Task prompt
Look through the data below and, wherever a line carries the word "time", please copy that line.

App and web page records
BEGIN

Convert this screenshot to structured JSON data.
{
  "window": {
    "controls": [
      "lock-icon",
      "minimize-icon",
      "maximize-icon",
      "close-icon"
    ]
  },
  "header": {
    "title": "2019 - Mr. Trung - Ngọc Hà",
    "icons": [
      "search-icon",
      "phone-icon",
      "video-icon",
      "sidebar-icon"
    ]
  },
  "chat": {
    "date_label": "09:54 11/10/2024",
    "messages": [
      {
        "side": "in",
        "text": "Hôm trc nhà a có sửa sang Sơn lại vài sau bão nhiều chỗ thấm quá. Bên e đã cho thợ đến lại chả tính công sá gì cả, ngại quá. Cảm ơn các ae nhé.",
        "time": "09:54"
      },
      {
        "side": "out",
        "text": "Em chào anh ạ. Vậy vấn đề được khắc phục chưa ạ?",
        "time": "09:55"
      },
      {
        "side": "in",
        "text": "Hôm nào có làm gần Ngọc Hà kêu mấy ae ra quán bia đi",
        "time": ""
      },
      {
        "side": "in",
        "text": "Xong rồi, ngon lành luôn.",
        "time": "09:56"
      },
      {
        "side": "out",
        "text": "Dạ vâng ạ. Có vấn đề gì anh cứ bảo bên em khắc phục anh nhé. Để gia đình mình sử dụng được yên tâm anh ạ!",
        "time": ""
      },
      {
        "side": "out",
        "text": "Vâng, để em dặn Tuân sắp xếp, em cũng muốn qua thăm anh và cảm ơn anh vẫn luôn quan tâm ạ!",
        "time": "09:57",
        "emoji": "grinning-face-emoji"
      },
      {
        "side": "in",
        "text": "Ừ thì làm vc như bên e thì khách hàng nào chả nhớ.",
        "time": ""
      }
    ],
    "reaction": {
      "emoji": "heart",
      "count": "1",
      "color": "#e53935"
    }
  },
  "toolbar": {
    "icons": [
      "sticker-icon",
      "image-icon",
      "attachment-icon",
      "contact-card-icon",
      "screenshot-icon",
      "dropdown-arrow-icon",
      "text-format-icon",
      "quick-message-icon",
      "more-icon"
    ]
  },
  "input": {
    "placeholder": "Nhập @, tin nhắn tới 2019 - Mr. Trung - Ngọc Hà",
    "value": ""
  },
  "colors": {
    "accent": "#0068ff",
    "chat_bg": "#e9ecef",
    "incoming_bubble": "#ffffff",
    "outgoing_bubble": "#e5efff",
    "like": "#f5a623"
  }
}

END

Result for this exercise
        "time": "09:54"
        "time": "09:55"
        "time": ""
        "time": "09:56"
        "time": ""
        "time": "09:57",
        "time": ""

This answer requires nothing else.